Exercise
Within the listing below, how many lines contain the word "icon"? Answer with the number only.
** Opening Input material block **
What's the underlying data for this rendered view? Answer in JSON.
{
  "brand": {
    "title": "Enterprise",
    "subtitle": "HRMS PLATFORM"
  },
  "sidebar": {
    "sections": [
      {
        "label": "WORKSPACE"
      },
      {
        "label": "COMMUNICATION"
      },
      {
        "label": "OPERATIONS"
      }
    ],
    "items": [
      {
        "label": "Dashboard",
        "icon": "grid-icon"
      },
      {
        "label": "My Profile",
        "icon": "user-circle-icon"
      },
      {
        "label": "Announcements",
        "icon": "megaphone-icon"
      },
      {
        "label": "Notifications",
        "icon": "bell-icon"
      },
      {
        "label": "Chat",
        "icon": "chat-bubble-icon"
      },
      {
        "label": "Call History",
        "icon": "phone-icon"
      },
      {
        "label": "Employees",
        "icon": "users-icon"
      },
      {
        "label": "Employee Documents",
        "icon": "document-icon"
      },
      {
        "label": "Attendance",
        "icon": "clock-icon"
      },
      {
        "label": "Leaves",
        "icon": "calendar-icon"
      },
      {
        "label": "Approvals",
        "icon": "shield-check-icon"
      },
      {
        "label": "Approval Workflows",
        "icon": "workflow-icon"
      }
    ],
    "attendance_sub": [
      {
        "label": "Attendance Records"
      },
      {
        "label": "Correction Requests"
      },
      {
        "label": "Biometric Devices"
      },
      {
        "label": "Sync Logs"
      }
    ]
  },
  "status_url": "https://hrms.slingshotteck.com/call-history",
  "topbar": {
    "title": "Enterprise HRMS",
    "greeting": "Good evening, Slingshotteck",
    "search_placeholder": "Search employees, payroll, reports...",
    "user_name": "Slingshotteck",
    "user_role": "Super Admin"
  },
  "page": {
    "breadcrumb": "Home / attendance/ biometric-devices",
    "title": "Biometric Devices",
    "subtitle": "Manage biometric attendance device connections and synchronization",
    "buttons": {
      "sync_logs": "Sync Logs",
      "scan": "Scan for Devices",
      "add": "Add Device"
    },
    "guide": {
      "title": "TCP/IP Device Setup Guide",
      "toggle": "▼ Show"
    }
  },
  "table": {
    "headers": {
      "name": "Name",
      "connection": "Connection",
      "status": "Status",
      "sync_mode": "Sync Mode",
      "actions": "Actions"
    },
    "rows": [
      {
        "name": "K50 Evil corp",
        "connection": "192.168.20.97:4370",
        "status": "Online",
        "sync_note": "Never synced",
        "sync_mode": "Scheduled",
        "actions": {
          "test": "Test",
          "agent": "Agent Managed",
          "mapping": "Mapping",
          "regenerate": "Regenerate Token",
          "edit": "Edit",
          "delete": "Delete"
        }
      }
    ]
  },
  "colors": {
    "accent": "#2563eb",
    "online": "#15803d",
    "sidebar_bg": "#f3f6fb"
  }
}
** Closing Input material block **
Result
12